# TASK STATEMENT
Could the listing below be returned exactly, with its pictures left out?

+++

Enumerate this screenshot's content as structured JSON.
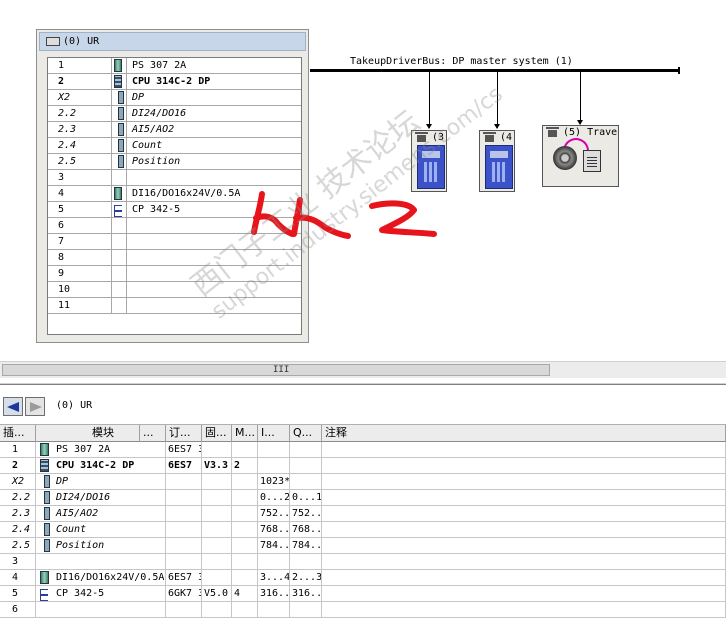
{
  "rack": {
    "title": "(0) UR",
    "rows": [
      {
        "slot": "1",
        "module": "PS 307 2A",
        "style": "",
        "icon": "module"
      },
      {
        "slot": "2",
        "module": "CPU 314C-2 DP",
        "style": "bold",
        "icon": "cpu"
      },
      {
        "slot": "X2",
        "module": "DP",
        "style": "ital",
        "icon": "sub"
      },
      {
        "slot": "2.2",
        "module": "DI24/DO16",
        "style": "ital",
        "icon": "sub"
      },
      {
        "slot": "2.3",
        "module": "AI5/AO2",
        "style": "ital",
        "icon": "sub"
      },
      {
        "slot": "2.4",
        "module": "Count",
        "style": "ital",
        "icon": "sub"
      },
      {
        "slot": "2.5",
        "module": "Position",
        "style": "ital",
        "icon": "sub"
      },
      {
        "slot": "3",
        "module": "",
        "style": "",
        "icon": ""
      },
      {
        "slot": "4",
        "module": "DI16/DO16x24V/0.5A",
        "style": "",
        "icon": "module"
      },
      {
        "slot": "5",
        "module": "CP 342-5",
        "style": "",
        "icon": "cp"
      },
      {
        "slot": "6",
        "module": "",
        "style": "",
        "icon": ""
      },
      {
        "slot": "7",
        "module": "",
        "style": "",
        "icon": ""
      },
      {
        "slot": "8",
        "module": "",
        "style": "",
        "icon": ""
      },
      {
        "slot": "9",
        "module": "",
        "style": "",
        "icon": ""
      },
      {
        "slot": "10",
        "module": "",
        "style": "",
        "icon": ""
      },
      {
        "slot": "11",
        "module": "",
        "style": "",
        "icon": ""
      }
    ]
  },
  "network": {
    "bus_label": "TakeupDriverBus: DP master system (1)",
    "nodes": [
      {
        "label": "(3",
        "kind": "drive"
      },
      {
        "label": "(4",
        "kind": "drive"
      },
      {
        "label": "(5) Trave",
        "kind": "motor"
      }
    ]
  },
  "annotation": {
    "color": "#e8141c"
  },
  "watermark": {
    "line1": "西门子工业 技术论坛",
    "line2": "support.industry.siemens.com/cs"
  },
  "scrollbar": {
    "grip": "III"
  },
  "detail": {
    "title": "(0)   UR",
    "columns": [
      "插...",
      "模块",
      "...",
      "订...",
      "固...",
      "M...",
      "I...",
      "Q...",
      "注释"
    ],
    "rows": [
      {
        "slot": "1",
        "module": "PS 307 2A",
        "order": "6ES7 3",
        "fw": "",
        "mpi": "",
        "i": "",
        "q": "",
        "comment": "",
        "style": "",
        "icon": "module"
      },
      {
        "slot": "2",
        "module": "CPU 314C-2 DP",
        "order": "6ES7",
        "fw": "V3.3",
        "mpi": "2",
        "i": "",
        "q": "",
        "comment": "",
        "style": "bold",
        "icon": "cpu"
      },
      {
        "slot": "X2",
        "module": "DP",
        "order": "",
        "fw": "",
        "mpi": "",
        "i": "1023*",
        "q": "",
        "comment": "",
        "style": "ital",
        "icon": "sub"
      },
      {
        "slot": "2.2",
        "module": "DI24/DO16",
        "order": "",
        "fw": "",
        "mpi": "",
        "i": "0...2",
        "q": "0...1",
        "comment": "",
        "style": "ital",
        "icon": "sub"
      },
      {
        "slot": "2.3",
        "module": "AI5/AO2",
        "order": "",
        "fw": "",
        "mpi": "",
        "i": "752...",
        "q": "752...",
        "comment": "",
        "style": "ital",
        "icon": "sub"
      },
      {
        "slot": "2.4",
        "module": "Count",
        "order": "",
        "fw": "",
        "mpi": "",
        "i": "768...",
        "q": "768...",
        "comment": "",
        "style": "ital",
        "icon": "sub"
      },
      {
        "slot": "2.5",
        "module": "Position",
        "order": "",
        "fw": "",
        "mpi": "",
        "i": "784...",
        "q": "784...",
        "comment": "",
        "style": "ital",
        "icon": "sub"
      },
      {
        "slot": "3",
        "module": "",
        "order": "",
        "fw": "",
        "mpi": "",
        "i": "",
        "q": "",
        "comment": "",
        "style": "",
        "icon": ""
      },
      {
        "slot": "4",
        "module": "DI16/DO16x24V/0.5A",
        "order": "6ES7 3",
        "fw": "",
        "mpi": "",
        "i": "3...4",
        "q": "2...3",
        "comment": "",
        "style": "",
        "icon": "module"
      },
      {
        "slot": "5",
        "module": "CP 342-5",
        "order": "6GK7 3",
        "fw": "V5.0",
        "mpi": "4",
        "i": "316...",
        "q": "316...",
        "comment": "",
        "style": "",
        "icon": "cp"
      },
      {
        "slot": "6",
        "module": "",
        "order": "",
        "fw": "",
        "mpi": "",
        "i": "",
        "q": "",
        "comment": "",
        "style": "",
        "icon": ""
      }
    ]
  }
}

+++

# TASK RESPONSE
Enumerate this screenshot's content as structured JSON.
{
  "rack": {
    "title": "(0) UR",
    "rows": [
      {
        "slot": "1",
        "module": "PS 307 2A",
        "style": "",
        "icon": "module"
      },
      {
        "slot": "2",
        "module": "CPU 314C-2 DP",
        "style": "bold",
        "icon": "cpu"
      },
      {
        "slot": "X2",
        "module": "DP",
        "style": "ital",
        "icon": "sub"
      },
      {
        "slot": "2.2",
        "module": "DI24/DO16",
        "style": "ital",
        "icon": "sub"
      },
      {
        "slot": "2.3",
        "module": "AI5/AO2",
        "style": "ital",
        "icon": "sub"
      },
      {
        "slot": "2.4",
        "module": "Count",
        "style": "ital",
        "icon": "sub"
      },
      {
        "slot": "2.5",
        "module": "Position",
        "style": "ital",
        "icon": "sub"
      },
      {
        "slot": "3",
        "module": "",
        "style": "",
        "icon": ""
      },
      {
        "slot": "4",
        "module": "DI16/DO16x24V/0.5A",
        "style": "",
        "icon": "module"
      },
      {
        "slot": "5",
        "module": "CP 342-5",
        "style": "",
        "icon": "cp"
      },
      {
        "slot": "6",
        "module": "",
        "style": "",
        "icon": ""
      },
      {
        "slot": "7",
        "module": "",
        "style": "",
        "icon": ""
      },
      {
        "slot": "8",
        "module": "",
        "style": "",
        "icon": ""
      },
      {
        "slot": "9",
        "module": "",
        "style": "",
        "icon": ""
      },
      {
        "slot": "10",
        "module": "",
        "style": "",
        "icon": ""
      },
      {
        "slot": "11",
        "module": "",
        "style": "",
        "icon": ""
      }
    ]
  },
  "network": {
    "bus_label": "TakeupDriverBus: DP master system (1)",
    "nodes": [
      {
        "label": "(3",
        "kind": "drive"
      },
      {
        "label": "(4",
        "kind": "drive"
      },
      {
        "label": "(5) Trave",
        "kind": "motor"
      }
    ]
  },
  "annotation": {
    "color": "#e8141c"
  },
  "watermark": {
    "line1": "西门子工业 技术论坛",
    "line2": "support.industry.siemens.com/cs"
  },
  "scrollbar": {
    "grip": "III"
  },
  "detail": {
    "title": "(0)   UR",
    "columns": [
      "插...",
      "模块",
      "...",
      "订...",
      "固...",
      "M...",
      "I...",
      "Q...",
      "注释"
    ],
    "rows": [
      {
        "slot": "1",
        "module": "PS 307 2A",
        "order": "6ES7 3",
        "fw": "",
        "mpi": "",
        "i": "",
        "q": "",
        "comment": "",
        "style": "",
        "icon": "module"
      },
      {
        "slot": "2",
        "module": "CPU 314C-2 DP",
        "order": "6ES7",
        "fw": "V3.3",
        "mpi": "2",
        "i": "",
        "q": "",
        "comment": "",
        "style": "bold",
        "icon": "cpu"
      },
      {
        "slot": "X2",
        "module": "DP",
        "order": "",
        "fw": "",
        "mpi": "",
        "i": "1023*",
        "q": "",
        "comment": "",
        "style": "ital",
        "icon": "sub"
      },
      {
        "slot": "2.2",
        "module": "DI24/DO16",
        "order": "",
        "fw": "",
        "mpi": "",
        "i": "0...2",
        "q": "0...1",
        "comment": "",
        "style": "ital",
        "icon": "sub"
      },
      {
        "slot": "2.3",
        "module": "AI5/AO2",
        "order": "",
        "fw": "",
        "mpi": "",
        "i": "752...",
        "q": "752...",
        "comment": "",
        "style": "ital",
        "icon": "sub"
      },
      {
        "slot": "2.4",
        "module": "Count",
        "order": "",
        "fw": "",
        "mpi": "",
        "i": "768...",
        "q": "768...",
        "comment": "",
        "style": "ital",
        "icon": "sub"
      },
      {
        "slot": "2.5",
        "module": "Position",
        "order": "",
        "fw": "",
        "mpi": "",
        "i": "784...",
        "q": "784...",
        "comment": "",
        "style": "ital",
        "icon": "sub"
      },
      {
        "slot": "3",
        "module": "",
        "order": "",
        "fw": "",
        "mpi": "",
        "i": "",
        "q": "",
        "comment": "",
        "style": "",
        "icon": ""
      },
      {
        "slot": "4",
        "module": "DI16/DO16x24V/0.5A",
        "order": "6ES7 3",
        "fw": "",
        "mpi": "",
        "i": "3...4",
        "q": "2...3",
        "comment": "",
        "style": "",
        "icon": "module"
      },
      {
        "slot": "5",
        "module": "CP 342-5",
        "order": "6GK7 3",
        "fw": "V5.0",
        "mpi": "4",
        "i": "316...",
        "q": "316...",
        "comment": "",
        "style": "",
        "icon": "cp"
      },
      {
        "slot": "6",
        "module": "",
        "order": "",
        "fw": "",
        "mpi": "",
        "i": "",
        "q": "",
        "comment": "",
        "style": "",
        "icon": ""
      }
    ]
  }
}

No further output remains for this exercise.